A majority of Congress won't support the bill, and the government is shut down.
The dynamics in the first two scenarios aren't new: Torn between increasingly stubborn, polarized parties, Congress has faced a shutdown threat at least once or twice a year for the past couple of years. It's managed to hobble along, either by passing short-term spending bills that fund the government at current levels for a few months, or by finding a bipartisan compromise everyone can live with for a year.
It's the third scenario - what President Trump wants - that's a totally new dynamic. And the unpredictability of what Trump wants is throwing many of our budget experts' predictions from "probably no shutdown this time" to "anything could happen."
We are in volatile times for the Trump administration. The day of the budget deadline, April 29, marks his first 100 days. And as the president tacitly acknowledged in a tweet Friday, he really hasn't had a win yet. This budget could be his first last chance to score a win.
Trump tweeted: No matter how much I accomplish during the ridiculous standard of the first 100 days, & it has been a lot (including S.C.), media will kill!
That could help explain why, in an interview Thursday with the Associated Press, Trump's budget director, Mick Mulvaney, raised eyebrows in Washington when he said: "We want wall funding. We want agents. Those are our priorities," Mulvaney said. "We know there are a lot of people on the Hill, especially in the Democratic Party, who don't like the wall, but they lost the election. And the president should, I think, at least have the opportunity to fund one of his highest priorities in the first funding bill under his administration."
The president certainly has every right to try to get his priorities into a spending bill. It's just not clear that what he wants is something that can pass a majority of Congress.
"It's going to come down to what Trump wants," said nonpartisan budget expert Stan Collender. "And it's not clear that he knows what he wants."
Maya MacGuineas with the bipartisan Committee for a Responsible Federal Budget said she thinks Republicans so badly want to avoid a shutdown on their watch that neither Trump nor the House Freedom Caucus will take a stand that risks one - especially after they failed to repeal Obamacare just a few weeks ago.
"Anybody could cause enough problems to create a shutdown," she said, "and the chances of hurting them are high enough that cooler heads will prevail."
But Trump's definition of what constitutes a political victory on the budget battle might be totally different from what Congress is used to, said Steve Bell, a former Senate GOP budget expert now with the Bipartisan Policy Center. Trump doesn't see himself as a creature of Washington, and so he might think he has much less to lose by what happens in Washington.

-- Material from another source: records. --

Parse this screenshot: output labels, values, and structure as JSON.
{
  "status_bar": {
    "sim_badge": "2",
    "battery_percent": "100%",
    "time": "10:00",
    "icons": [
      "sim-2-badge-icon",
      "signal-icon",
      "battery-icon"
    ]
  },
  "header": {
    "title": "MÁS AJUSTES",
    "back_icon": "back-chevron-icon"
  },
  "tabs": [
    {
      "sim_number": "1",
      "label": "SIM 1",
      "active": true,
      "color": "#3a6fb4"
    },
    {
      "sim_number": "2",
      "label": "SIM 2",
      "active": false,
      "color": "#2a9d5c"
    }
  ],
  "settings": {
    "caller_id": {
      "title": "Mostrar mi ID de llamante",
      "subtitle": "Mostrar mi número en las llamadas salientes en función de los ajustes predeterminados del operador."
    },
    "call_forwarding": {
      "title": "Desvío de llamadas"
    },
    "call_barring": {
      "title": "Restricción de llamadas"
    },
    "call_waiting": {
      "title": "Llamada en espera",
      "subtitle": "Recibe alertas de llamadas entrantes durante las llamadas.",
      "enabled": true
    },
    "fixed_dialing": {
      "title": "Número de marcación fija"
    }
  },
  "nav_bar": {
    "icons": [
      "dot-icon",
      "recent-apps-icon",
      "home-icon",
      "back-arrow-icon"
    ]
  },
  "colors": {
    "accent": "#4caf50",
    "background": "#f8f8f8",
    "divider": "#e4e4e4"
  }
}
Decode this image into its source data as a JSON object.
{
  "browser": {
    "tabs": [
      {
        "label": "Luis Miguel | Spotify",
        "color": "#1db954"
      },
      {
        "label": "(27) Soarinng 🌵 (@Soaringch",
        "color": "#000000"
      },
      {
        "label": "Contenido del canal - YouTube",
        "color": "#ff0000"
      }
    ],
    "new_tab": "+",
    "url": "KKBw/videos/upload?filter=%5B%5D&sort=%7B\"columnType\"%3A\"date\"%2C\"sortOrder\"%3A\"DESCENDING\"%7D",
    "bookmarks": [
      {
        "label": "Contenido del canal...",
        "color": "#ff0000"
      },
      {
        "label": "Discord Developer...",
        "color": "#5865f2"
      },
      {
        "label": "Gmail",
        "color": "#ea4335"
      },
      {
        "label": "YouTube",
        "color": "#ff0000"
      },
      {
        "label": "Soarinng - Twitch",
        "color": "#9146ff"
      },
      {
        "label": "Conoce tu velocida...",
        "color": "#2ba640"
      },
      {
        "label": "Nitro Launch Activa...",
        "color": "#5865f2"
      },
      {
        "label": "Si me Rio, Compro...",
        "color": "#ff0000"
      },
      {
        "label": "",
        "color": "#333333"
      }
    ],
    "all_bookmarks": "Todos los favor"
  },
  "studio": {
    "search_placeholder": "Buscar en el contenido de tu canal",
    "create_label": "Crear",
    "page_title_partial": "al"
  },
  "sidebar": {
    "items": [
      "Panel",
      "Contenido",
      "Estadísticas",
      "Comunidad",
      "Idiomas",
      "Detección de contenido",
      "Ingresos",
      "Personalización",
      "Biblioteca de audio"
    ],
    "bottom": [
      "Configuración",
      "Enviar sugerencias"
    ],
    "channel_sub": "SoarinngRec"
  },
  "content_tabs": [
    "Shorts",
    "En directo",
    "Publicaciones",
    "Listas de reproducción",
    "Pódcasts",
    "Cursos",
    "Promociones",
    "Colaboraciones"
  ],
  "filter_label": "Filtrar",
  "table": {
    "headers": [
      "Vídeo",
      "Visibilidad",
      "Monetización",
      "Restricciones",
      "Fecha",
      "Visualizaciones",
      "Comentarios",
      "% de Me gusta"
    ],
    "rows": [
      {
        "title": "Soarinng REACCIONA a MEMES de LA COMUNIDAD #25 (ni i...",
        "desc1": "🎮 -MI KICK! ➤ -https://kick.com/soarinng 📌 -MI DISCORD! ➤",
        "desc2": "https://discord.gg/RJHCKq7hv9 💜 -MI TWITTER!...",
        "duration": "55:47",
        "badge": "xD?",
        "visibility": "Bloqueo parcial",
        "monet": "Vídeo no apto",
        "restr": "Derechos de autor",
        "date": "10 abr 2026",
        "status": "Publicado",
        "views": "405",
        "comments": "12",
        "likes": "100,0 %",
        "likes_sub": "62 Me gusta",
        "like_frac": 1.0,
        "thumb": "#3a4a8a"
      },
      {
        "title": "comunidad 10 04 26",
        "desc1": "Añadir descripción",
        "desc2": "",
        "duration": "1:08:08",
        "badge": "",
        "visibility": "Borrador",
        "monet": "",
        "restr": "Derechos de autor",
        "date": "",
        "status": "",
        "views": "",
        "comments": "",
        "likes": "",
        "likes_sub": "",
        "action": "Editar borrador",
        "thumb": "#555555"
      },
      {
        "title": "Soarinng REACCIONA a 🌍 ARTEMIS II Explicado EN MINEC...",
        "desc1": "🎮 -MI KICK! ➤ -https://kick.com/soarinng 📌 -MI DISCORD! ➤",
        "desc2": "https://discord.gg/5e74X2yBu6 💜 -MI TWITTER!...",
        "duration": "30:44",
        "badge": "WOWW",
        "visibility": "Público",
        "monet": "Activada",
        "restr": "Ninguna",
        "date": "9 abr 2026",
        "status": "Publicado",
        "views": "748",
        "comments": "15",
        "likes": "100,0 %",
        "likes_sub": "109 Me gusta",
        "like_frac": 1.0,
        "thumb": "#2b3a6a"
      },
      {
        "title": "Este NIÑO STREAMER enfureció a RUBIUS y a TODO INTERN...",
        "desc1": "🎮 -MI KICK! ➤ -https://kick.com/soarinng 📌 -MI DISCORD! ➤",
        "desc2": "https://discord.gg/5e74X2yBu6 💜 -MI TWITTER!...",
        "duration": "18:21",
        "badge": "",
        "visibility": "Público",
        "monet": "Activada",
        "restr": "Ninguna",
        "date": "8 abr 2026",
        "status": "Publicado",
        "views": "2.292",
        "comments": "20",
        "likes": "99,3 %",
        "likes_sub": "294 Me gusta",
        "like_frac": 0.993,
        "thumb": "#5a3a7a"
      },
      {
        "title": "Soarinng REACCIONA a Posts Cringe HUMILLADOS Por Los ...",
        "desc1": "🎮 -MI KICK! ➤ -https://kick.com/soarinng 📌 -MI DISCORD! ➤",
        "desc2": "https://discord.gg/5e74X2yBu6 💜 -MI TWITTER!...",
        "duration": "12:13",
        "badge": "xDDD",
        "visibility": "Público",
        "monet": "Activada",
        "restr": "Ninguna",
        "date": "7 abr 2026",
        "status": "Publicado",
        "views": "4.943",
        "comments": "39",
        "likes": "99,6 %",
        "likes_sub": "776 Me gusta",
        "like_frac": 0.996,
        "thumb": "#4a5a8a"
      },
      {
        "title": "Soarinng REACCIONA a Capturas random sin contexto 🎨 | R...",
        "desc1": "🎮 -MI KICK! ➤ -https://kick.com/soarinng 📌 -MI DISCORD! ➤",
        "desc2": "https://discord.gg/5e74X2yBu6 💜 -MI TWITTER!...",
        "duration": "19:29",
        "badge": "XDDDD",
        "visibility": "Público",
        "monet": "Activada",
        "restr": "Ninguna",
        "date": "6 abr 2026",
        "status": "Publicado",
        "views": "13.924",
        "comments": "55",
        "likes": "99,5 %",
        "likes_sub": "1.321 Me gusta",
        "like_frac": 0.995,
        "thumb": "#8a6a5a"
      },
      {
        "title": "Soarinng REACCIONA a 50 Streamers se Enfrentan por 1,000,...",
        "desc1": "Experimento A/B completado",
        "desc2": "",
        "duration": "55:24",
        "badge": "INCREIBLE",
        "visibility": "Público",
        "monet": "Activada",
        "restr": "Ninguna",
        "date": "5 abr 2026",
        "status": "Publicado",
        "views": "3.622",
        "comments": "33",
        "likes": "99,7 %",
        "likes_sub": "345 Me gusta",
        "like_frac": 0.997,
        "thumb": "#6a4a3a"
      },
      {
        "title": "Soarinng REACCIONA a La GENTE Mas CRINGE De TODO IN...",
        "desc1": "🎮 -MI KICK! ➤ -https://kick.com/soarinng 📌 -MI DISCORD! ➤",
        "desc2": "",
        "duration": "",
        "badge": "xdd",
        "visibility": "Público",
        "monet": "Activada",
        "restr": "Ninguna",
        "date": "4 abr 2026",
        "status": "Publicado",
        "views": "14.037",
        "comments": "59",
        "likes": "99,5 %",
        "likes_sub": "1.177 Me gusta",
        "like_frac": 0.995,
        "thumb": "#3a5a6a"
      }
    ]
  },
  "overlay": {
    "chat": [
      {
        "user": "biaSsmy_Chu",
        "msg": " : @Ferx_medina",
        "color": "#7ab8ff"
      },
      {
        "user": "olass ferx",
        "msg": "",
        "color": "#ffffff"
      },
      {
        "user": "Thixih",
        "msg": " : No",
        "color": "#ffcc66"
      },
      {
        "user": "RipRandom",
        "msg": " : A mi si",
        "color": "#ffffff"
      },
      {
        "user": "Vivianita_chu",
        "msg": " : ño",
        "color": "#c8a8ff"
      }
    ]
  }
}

"I don't think he fears a government shutdown as much as Republican leadership does, because he can point to Congress and say: 'See? That's what's wrong. Congress is what's wrong,'" Bell said.
Collender agrees that for all of Congress's unpredictability around budget time, Trump is the most unpredictable player right now.
"The big question is: What will Trump accept as a win?" Collender said. "And there's just no way to know. Is shutting down the government a win for him? It's possible."
And that's why, for now, the sum of our experts' shutdown predictions for next week is: Maybe not, but also maybe.